, Volume 55, Issue 3, pp 159-166

Alcohol consumption and risk of incident human immunodeficiency virus infection: a meta-analysis

Purchase on Springer.com

$39.95 / €34.95 / £29.95*

Rent the article at a discount

Rent now

* Final gross prices may vary according to local VAT.

Get Access

Abstract

Objective

To analyze the relationship between alcohol consumption and incident HIV infection.

Methods

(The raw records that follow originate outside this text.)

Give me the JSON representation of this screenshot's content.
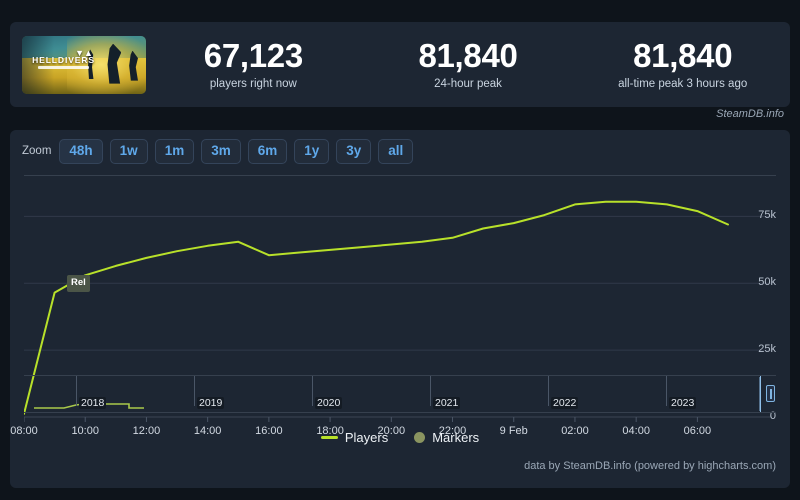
{
  "header": {
    "game_title": "HELLDIVERS",
    "game_subtitle": "II",
    "stats": [
      {
        "value": "67,123",
        "label": "players right now"
      },
      {
        "value": "81,840",
        "label": "24-hour peak"
      },
      {
        "value": "81,840",
        "label": "all-time peak 3 hours ago"
      }
    ],
    "brand": "SteamDB.info"
  },
  "controls": {
    "zoom_label": "Zoom",
    "ranges": [
      {
        "label": "48h",
        "active": true
      },
      {
        "label": "1w",
        "active": false
      },
      {
        "label": "1m",
        "active": false
      },
      {
        "label": "3m",
        "active": false
      },
      {
        "label": "6m",
        "active": false
      },
      {
        "label": "1y",
        "active": false
      },
      {
        "label": "3y",
        "active": false
      },
      {
        "label": "all",
        "active": false
      }
    ]
  },
  "legend": {
    "players": "Players",
    "markers": "Markers"
  },
  "credit": "data by SteamDB.info (powered by highcharts.com)",
  "navigator": {
    "years": [
      "2018",
      "2019",
      "2020",
      "2021",
      "2022",
      "2023"
    ]
  },
  "annotations": [
    {
      "label": "Rel",
      "x": "08:40",
      "y": 50000
    }
  ],
  "colors": {
    "line": "#b8e12a",
    "panel": "#1d2633",
    "page_bg": "#0e141b",
    "button_text": "#5fa8ea",
    "marker_dot": "#8a9460",
    "marker_badge": "#4b5547"
  },
  "chart_data": {
    "type": "line",
    "title": "",
    "xlabel": "",
    "ylabel": "",
    "ylim": [
      0,
      87500
    ],
    "yticks": [
      0,
      25000,
      50000,
      75000
    ],
    "ytick_labels": [
      "0",
      "25k",
      "50k",
      "75k"
    ],
    "grid": true,
    "legend_position": "bottom",
    "x": [
      "08:00",
      "09:00",
      "10:00",
      "11:00",
      "12:00",
      "13:00",
      "14:00",
      "15:00",
      "16:00",
      "17:00",
      "18:00",
      "19:00",
      "20:00",
      "21:00",
      "22:00",
      "23:00",
      "9 Feb",
      "01:00",
      "02:00",
      "03:00",
      "04:00",
      "05:00",
      "06:00",
      "07:00"
    ],
    "xtick_labels": [
      "08:00",
      "10:00",
      "12:00",
      "14:00",
      "16:00",
      "18:00",
      "20:00",
      "22:00",
      "9 Feb",
      "02:00",
      "04:00",
      "06:00"
    ],
    "series": [
      {
        "name": "Players",
        "color": "#b8e12a",
        "values": [
          1200,
          46500,
          53000,
          56500,
          59500,
          62000,
          64000,
          65500,
          60500,
          61500,
          62500,
          63500,
          64500,
          65500,
          67000,
          70500,
          72500,
          75500,
          79500,
          80500,
          80500,
          79500,
          77000,
          72000
        ]
      }
    ]
  }
}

Articles were identified via electronic and hand searches. Inclusion criteria were: incident HIV infection, preceding alcohol consumption, and association relating the two. The DerSimonian and Laird random effects model was used. For studies with more than one estimate of a given type, estimates were combined using the inverse variance weighted method. Publication bias was assessed using Begg’s and Egger’s tests. Heterogeneity was assessed using Q and I 2 statistics.

Results

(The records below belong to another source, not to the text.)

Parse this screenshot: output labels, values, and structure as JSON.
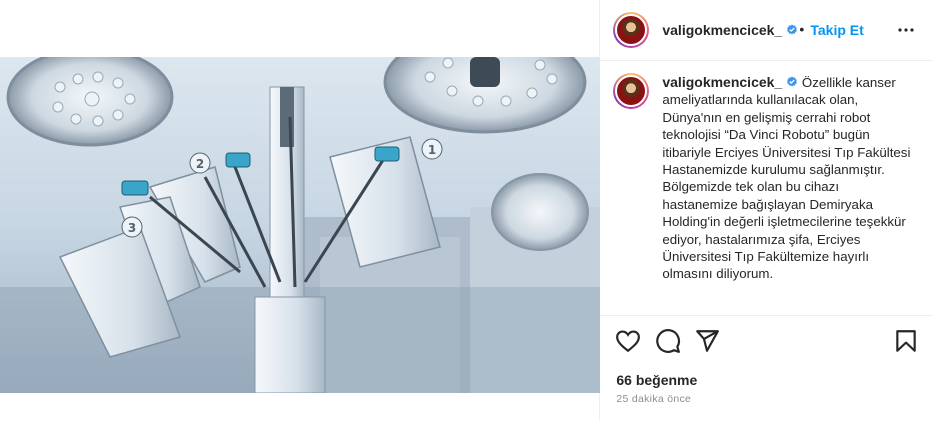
{
  "post": {
    "image_alt": "Da Vinci surgical robot arms in operating room",
    "robot_arm_numbers": [
      "2",
      "1",
      "3"
    ]
  },
  "header": {
    "username": "valigokmencicek_",
    "separator": "•",
    "follow_label": "Takip Et"
  },
  "caption": {
    "username": "valigokmencicek_",
    "text": "Özellikle kanser ameliyatlarında kullanılacak olan, Dünya'nın en gelişmiş cerrahi robot teknolojisi “Da Vinci Robotu” bugün itibariyle Erciyes Üniversitesi Tıp Fakültesi Hastanemizde kurulumu sağlanmıştır. Bölgemizde tek olan bu cihazı hastanemize bağışlayan Demiryaka Holding'in değerli işletmecilerine teşekkür ediyor, hastalarımıza şifa, Erciyes Üniversitesi Tıp Fakültemize hayırlı olmasını diliyorum."
  },
  "actions": {
    "like_icon": "heart-icon",
    "comment_icon": "comment-icon",
    "share_icon": "send-icon",
    "save_icon": "bookmark-icon"
  },
  "likes": "66 beğenme",
  "timestamp": "25 dakika önce",
  "colors": {
    "accent": "#0095f6",
    "verified": "#3897f0",
    "text": "#262626",
    "muted": "#8e8e8e",
    "border": "#efefef"
  }
}
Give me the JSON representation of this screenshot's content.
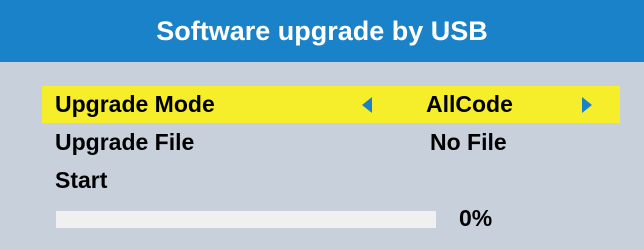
{
  "dialog": {
    "title": "Software upgrade by USB"
  },
  "menu": {
    "items": [
      {
        "label": "Upgrade Mode",
        "value": "AllCode",
        "selected": true
      },
      {
        "label": "Upgrade File",
        "value": "No File",
        "selected": false
      },
      {
        "label": "Start",
        "value": "",
        "selected": false
      }
    ]
  },
  "progress": {
    "percent": 0,
    "text": "0%"
  },
  "colors": {
    "title_bg": "#1a82c8",
    "panel_bg": "#c8d0dc",
    "selected_bg": "#f6ee2a",
    "arrow": "#1a82c8"
  },
  "icons": {
    "left_arrow": "triangle-left-icon",
    "right_arrow": "triangle-right-icon"
  }
}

Ten studies were included. Overall alcohol consumption (any of the three types identified) increased the risk of HIV (RR 1.98, 95% CI 1.59–2.47). Alcohol consumers were at 77% higher risk (RR 1.77, 95% CI 1.43–2.19). Those consuming alcohol prior to, or at the time of, sexual relations were at an 87% increased risk (RR 1.87, 95% CI 1.39–2.50). For binge drinkers, the risk was double that of non-binge drinkers (RR 2.20, 95% CI 1.29–3.74).

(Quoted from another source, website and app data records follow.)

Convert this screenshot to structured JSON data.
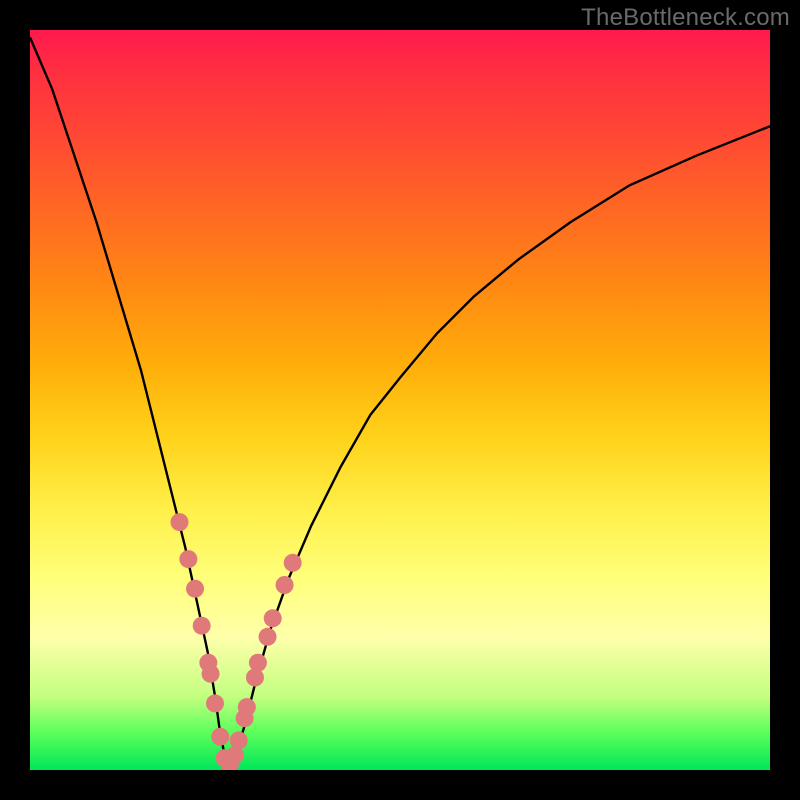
{
  "watermark": {
    "text": "TheBottleneck.com"
  },
  "chart_data": {
    "type": "line",
    "title": "",
    "xlabel": "",
    "ylabel": "",
    "xlim": [
      0,
      100
    ],
    "ylim": [
      0,
      100
    ],
    "grid": false,
    "legend": false,
    "series": [
      {
        "name": "bottleneck-curve",
        "color": "#000000",
        "x": [
          0,
          3,
          6,
          9,
          12,
          15,
          17,
          19,
          21,
          22.5,
          24,
          25,
          25.7,
          26.3,
          27,
          27.8,
          29,
          30.5,
          32.5,
          35,
          38,
          42,
          46,
          50,
          55,
          60,
          66,
          73,
          81,
          90,
          100
        ],
        "y": [
          99,
          92,
          83,
          74,
          64,
          54,
          46,
          38,
          30,
          23,
          16,
          10,
          5,
          2,
          0.5,
          2,
          6,
          12,
          19,
          26,
          33,
          41,
          48,
          53,
          59,
          64,
          69,
          74,
          79,
          83,
          87
        ]
      }
    ],
    "markers": [
      {
        "name": "highlight-dots",
        "color": "#e07a7a",
        "radius_px": 9,
        "x": [
          20.2,
          21.4,
          22.3,
          23.2,
          24.1,
          24.4,
          25.0,
          25.7,
          26.3,
          27.0,
          27.7,
          28.2,
          29.0,
          29.3,
          30.4,
          30.8,
          32.1,
          32.8,
          34.4,
          35.5
        ],
        "y": [
          33.5,
          28.5,
          24.5,
          19.5,
          14.5,
          13.0,
          9.0,
          4.5,
          1.6,
          0.7,
          2.0,
          4.0,
          7.0,
          8.5,
          12.5,
          14.5,
          18.0,
          20.5,
          25.0,
          28.0
        ]
      }
    ]
  }
}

Conclusions

Alcohol consumption is associated with an increased risk of incident HIV infection. Additional research is required to further investigate a possible causal role.